ElasticBox, a startup that aims to make developing and deploying apps on any cloud infrastructure easier, today announced that it has raised a $9 million Series A round from Nexus Venture Partners and Intel Capital. The company previously raised a $3.4 million seed round led by A16Z Seed and Sierra Ventures.
According to ElasticBox CEO Ravi Srivatsav, the company plans to use these additional funds to continue to invest in its research and development efforts and to increase its sales force, especially in Europe and Asia.
ElasticBox aims to solve a major issue for developers: How can you make sure you write an application once and then easily deploy it on any cloud architecture without locking yourself in. ElasticBox solves this by encapsulating the components of your application architecture into what it calls “boxes.” These boxes, the company says, are basically encapsulated, fully configured components of your application architecture that can be combined to create and run applications in the cloud.
It’s easy enough to provision infrastructure these days, Srivatsav argues, but what happens once you have your 10 virtual machines up and running? To put your application together, you still have to install lots of databases, runtimes, frameworks and other components. And once you have the individual machines up and running, you still have to get them to work together.
“ElasticBox empowers the developer with preconfigured Boxes that they can mix and match to create applications — similar to the way a DJ blends beats and samples to create new music,” Srivatsav says about the process. “It brings Dr. Dre-like creativity to enterprise application development.”
With tools like Chef and Puppet, that process has gotten quite a bit easier, he admitted, but how can you make this whole process easily repeatable inside an organization? What if you want to share your Hadoop setup on VMWare with a group inside your company that uses AWS? Or what if you want to move it to AWS yourself? With ElasticBox, developers can make their boxes available to anybody in the company and ElasticBox itself offers a few dozen boxes.
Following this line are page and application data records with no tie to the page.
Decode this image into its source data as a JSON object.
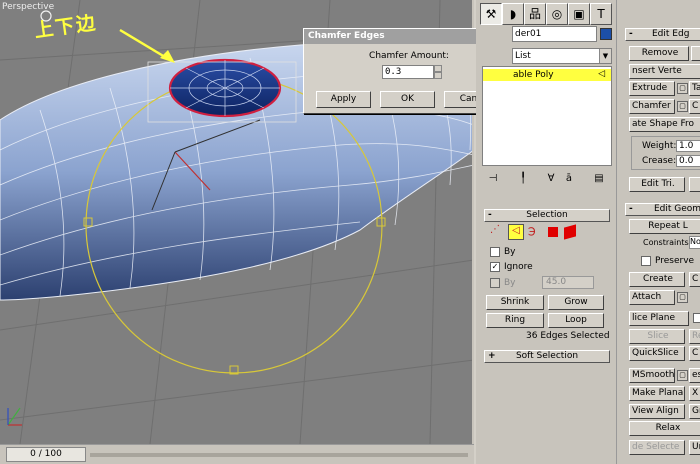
{
  "viewport": {
    "label": "Perspective",
    "annotation": "上下边"
  },
  "timeline": {
    "slider_text": "0 / 100"
  },
  "dialog": {
    "title": "Chamfer Edges",
    "close": "×",
    "amount_label": "Chamfer Amount:",
    "amount_value": "0.3",
    "apply": "Apply",
    "ok": "OK",
    "cancel": "Cancel"
  },
  "command_panel": {
    "tabs": [
      {
        "icon": "create-icon",
        "glyph": "⚒"
      },
      {
        "icon": "modify-icon",
        "glyph": "◗"
      },
      {
        "icon": "hierarchy-icon",
        "glyph": "品"
      },
      {
        "icon": "motion-icon",
        "glyph": "◎"
      },
      {
        "icon": "display-icon",
        "glyph": "▣"
      },
      {
        "icon": "utilities-icon",
        "glyph": "T"
      }
    ],
    "object_name": "der01",
    "object_color": "#1c4fa8",
    "modifier_list": "List",
    "stack_item": "able Poly",
    "stack_icons": [
      "pin-icon",
      "show-end-result-icon",
      "make-unique-icon",
      "remove-modifier-icon",
      "configure-icon"
    ],
    "stack_glyphs": [
      "⊣",
      "╿",
      "∀",
      "ā",
      "▤"
    ]
  },
  "selection": {
    "title": "Selection",
    "by_vertex": "By",
    "ignore_backfacing": "Ignore",
    "by_angle": "By",
    "angle_value": "45.0",
    "shrink": "Shrink",
    "grow": "Grow",
    "ring": "Ring",
    "loop": "Loop",
    "status": "36 Edges Selected"
  },
  "soft_selection": {
    "title": "Soft Selection"
  },
  "edit_edges": {
    "title": "Edit Edg",
    "remove": "Remove",
    "insert_vertex": "nsert Verte",
    "extrude": "Extrude",
    "weld": "Ta",
    "chamfer": "Chamfer",
    "connect": "C",
    "create_shape": "ate Shape Fro",
    "weight_label": "Weight:",
    "weight_value": "1.0",
    "crease_label": "Crease:",
    "crease_value": "0.0",
    "edit_tri": "Edit Tri."
  },
  "edit_geometry": {
    "title": "Edit Geom",
    "repeat_last": "Repeat L",
    "constraints_label": "Constraints:",
    "constraints_value": "No",
    "preserve_uvs": "Preserve",
    "create": "Create",
    "collapse": "C",
    "attach": "Attach",
    "slice_plane": "lice Plane",
    "slice": "Slice",
    "reset_plane": "Re",
    "quickslice": "QuickSlice",
    "cut": "C",
    "msmooth": "MSmooth",
    "tessellate": "es",
    "make_planar": "Make Planar",
    "x": "X",
    "view_align": "View Align",
    "grid_align": "Gr",
    "relax": "Relax",
    "hide_selected": "de Selecte",
    "unhide": "Un"
  }
}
The service, Srivatsav told me, captures as much information about your architecture as it needs to replicate it without making the data too specific for a given platform.
“There have been two pivotal moments in enterprise infrastructure development: the creation and implementation of the virtual machine, and the rise of cloud services,” said Jishnu Bhattacharjee, Managing Director at Nexus Venture Partners in a canned statement today. “ElasticBox is now overhauling enterprise application development, deployment and management within this cloud in what we think is the biggest step in cloud innovation since VMware and Amazon Web Services. We are thrilled to have partnered with an exceptional team to help build this category-defining company.”
While this concept of “boxes” may sound a bit like what the Docker team is trying to build, ElasticBox argues that the two are actually quite complementary and were built for different purposes.
The company currently offers a free SaaS version of its service for developers that supports deployments to AWS, Rackspace and Google Compute. Users on the SaaS version also have access to the 50 or so boxes the company currently makes available to its users. The enterprise version also supports HP Cloud, OpenStack and vSphere. It’s also available as a virtual appliance.